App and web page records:
=== Begin Enclosure ===

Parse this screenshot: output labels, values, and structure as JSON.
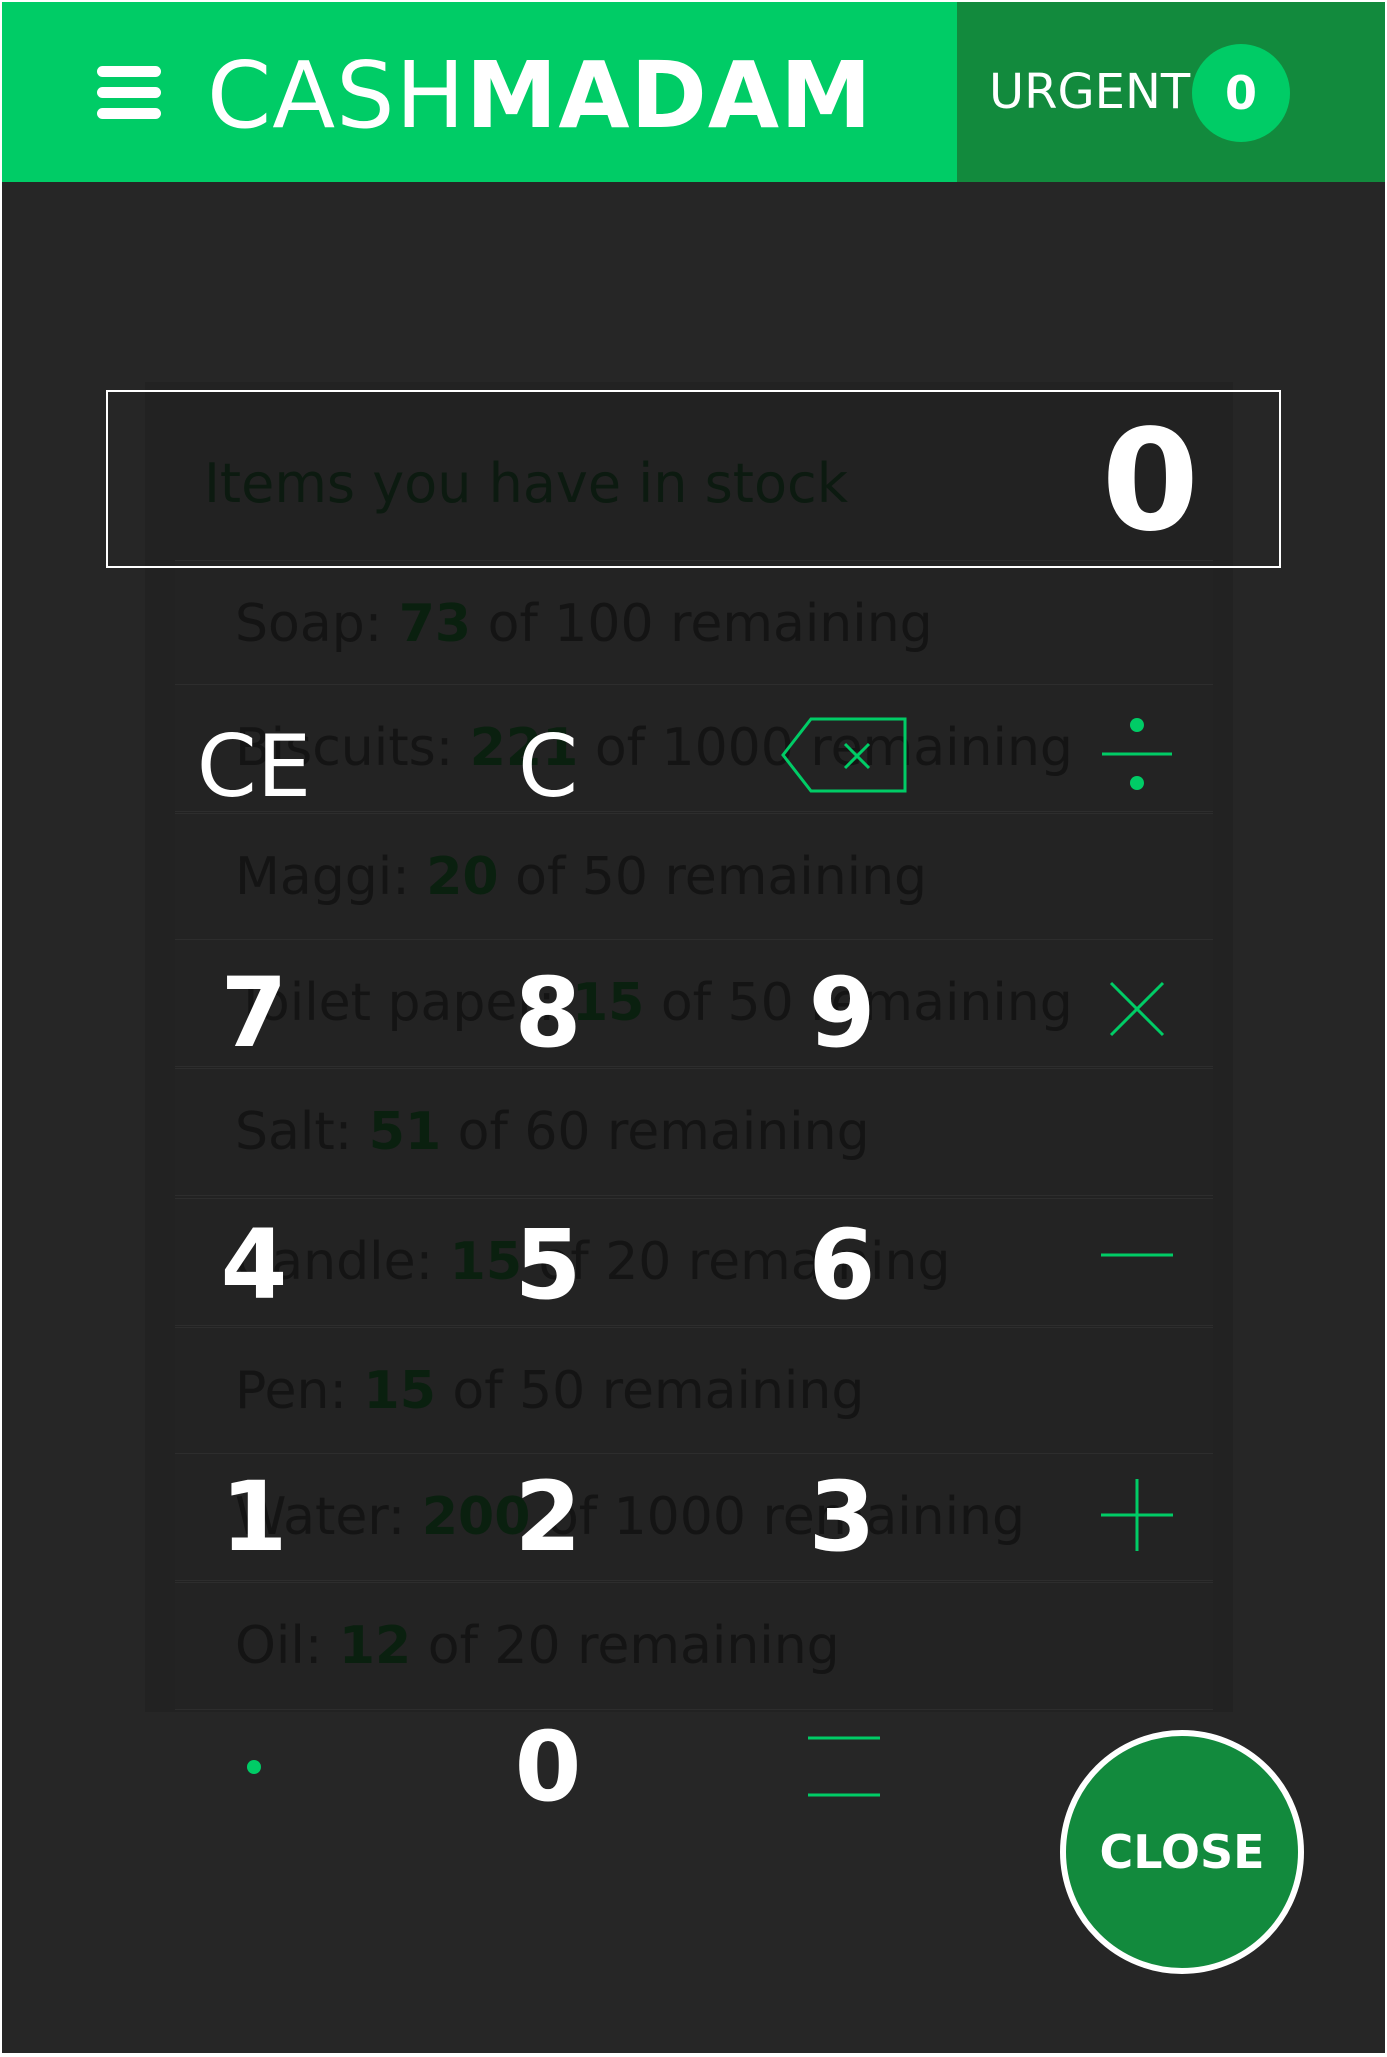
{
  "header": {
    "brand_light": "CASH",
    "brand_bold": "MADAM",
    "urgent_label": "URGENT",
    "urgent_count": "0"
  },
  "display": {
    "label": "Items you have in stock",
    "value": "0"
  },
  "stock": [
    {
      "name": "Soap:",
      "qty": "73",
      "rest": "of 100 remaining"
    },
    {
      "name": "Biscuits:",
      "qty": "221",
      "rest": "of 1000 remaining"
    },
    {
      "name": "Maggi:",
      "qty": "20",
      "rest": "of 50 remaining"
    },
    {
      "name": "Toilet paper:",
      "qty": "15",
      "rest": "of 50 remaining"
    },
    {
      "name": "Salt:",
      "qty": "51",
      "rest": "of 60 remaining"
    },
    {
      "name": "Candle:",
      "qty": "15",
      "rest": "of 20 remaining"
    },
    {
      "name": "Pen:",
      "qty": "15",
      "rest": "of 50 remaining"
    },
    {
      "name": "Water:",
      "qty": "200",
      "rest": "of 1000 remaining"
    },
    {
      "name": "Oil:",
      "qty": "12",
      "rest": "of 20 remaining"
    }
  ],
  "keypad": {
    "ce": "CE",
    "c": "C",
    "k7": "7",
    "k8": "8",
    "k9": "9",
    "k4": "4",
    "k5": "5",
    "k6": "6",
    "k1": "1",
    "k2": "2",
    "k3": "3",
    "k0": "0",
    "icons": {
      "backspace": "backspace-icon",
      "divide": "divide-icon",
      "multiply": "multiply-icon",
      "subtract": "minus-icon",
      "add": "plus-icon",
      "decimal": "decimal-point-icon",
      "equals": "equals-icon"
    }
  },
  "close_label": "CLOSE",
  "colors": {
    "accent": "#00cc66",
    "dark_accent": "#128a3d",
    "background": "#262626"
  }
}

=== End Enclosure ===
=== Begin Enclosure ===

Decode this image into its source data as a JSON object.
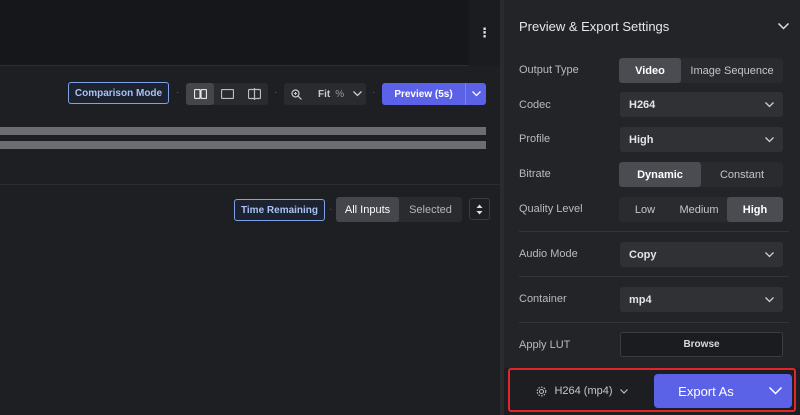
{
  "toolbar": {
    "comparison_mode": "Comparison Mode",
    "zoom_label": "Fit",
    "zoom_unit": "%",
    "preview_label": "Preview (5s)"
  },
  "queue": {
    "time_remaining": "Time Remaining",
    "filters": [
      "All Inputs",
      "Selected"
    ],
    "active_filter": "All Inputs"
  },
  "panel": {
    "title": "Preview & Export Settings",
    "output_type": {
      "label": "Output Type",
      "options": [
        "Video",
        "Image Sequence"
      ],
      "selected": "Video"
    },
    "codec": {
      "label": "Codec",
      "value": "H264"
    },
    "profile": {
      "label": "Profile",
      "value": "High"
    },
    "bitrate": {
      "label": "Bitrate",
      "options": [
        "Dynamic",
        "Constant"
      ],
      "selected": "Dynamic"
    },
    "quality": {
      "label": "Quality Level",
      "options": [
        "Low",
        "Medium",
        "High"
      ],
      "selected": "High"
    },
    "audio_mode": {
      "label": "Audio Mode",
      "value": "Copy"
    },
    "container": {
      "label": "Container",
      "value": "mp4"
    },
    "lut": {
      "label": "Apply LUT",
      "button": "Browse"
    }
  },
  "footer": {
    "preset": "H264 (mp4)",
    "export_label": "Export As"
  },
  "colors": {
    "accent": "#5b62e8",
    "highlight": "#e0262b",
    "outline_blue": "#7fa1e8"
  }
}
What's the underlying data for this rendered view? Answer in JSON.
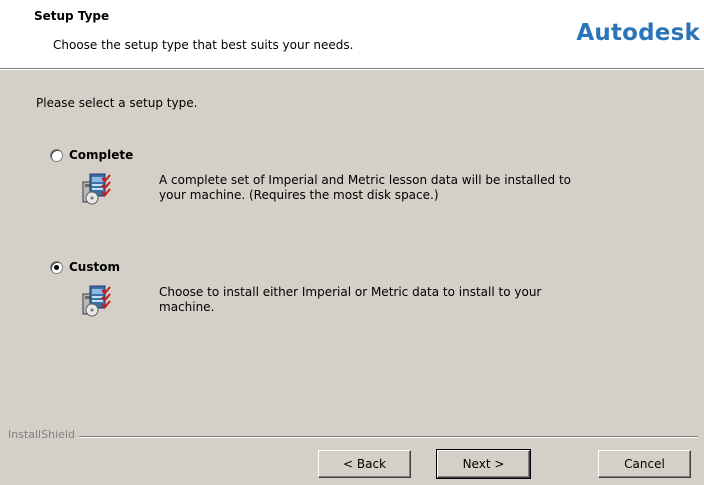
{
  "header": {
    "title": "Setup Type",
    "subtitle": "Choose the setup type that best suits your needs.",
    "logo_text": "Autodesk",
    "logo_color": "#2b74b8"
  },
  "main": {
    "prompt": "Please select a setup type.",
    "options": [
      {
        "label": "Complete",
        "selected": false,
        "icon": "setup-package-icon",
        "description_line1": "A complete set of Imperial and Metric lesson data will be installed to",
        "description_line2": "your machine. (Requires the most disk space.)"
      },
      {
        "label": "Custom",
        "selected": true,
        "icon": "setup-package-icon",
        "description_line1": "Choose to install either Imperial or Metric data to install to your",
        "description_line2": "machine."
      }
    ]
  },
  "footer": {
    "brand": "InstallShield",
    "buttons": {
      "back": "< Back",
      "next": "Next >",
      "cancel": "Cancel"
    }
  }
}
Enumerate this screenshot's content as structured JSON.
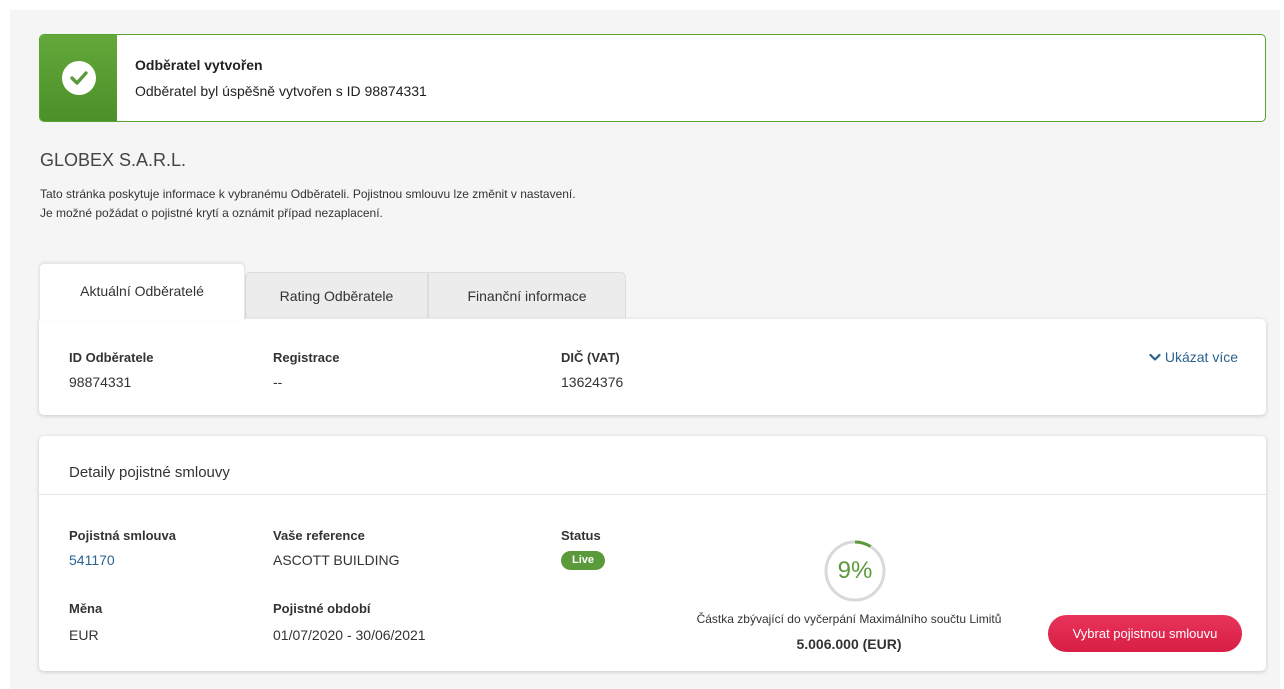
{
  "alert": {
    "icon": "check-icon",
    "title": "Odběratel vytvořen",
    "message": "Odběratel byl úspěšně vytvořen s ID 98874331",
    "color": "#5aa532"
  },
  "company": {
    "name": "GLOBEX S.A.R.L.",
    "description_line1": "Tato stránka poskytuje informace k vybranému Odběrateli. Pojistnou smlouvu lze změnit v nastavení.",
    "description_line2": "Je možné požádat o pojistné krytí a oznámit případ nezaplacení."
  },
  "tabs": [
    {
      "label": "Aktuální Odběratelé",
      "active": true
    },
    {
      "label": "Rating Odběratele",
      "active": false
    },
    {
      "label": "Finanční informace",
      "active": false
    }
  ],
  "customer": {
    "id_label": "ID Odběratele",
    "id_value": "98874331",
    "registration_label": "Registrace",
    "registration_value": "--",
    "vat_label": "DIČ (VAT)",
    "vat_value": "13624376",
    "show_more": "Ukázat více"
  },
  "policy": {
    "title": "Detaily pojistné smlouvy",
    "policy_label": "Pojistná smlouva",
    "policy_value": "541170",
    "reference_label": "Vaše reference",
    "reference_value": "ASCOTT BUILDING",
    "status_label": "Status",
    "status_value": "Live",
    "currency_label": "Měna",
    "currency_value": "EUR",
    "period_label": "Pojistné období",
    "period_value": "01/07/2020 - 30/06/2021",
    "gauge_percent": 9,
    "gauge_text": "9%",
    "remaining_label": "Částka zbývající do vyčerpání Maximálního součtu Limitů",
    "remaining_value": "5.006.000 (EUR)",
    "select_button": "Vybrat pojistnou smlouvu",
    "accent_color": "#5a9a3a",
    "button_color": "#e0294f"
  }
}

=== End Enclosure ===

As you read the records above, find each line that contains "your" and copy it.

RESPONSE TO THE EXERCISE
    "subtitle": "Choose the setup type that best suits your needs.",
        "description_line2": "your machine. (Requires the most disk space.)"
        "description_line1": "Choose to install either Imperial or Metric data to install to your",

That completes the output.